Astronomers have discovered a new steamy planet which is six times bigger than Earth and containing 75 per cent water.
The planet is believed to be too hot to sustain Earth-type life has been discovered just 40 light years away by scientists at Harvard-Smithsonian Center for Astrophysics.
According to them, the ‘waterworld’, which orbits a faint star in 38 hours at a distance of just 1.3 million miles, has also an atmosphere and it is more Earth-like than any ’exoplanet’ previously found outside the Solar System.
“Despite its hot temperature, this appears to be a waterworld,” said Harvard-Smithsonian Center researcher Zachory Berta, who discovered the planet.
“It is much smaller, cooler and more Earth-like than any other known exoplanet.”
The planet was found circling the star GJ1214 with an array of small ground-based telescopes no larger than those used by many amateurs under the MEarth Project.
The MEarth Project employs eight identical 16-inch diameter telescopes monitoring a 2,000 red dwarf stars. Red dwarfs are the most common type of star in the Milky Way galaxy, The Daily Mail reported.

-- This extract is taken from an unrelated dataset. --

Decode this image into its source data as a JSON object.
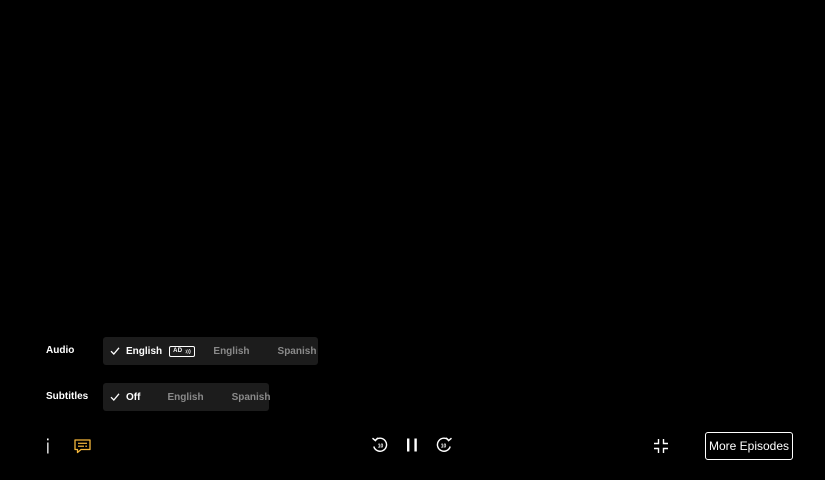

The planet is classified as a ‘super-Earth’, half-way in size between small rocky planets such as the Earth and ice giants similar to Uranus and Neptune.
Although its parent star is a dim ‘red dwarf’ 3,000 times less bright than our sun, it hugs the star so closely that its surface temperature is 200C.
The scientists believe something besides the planet’s surface must be blocking light from the parent star — probably a surrounding atmosphere that may contain hydrogen and helium.
Turning the Hubble Space Telescope towards the planet may allow astronomers to discover its composition.
MEarth Project head Dr David Charbonneau said: “Since this planet is so close to Earth, Hubble should be able to detect the atmosphere and determine what it’s made of.
“That will make it the first super-Earth with a confirmed atmosphere — even though that atmosphere probably won’t be hospitable to life as we know it.”
The discovery was reported in the journal Nature.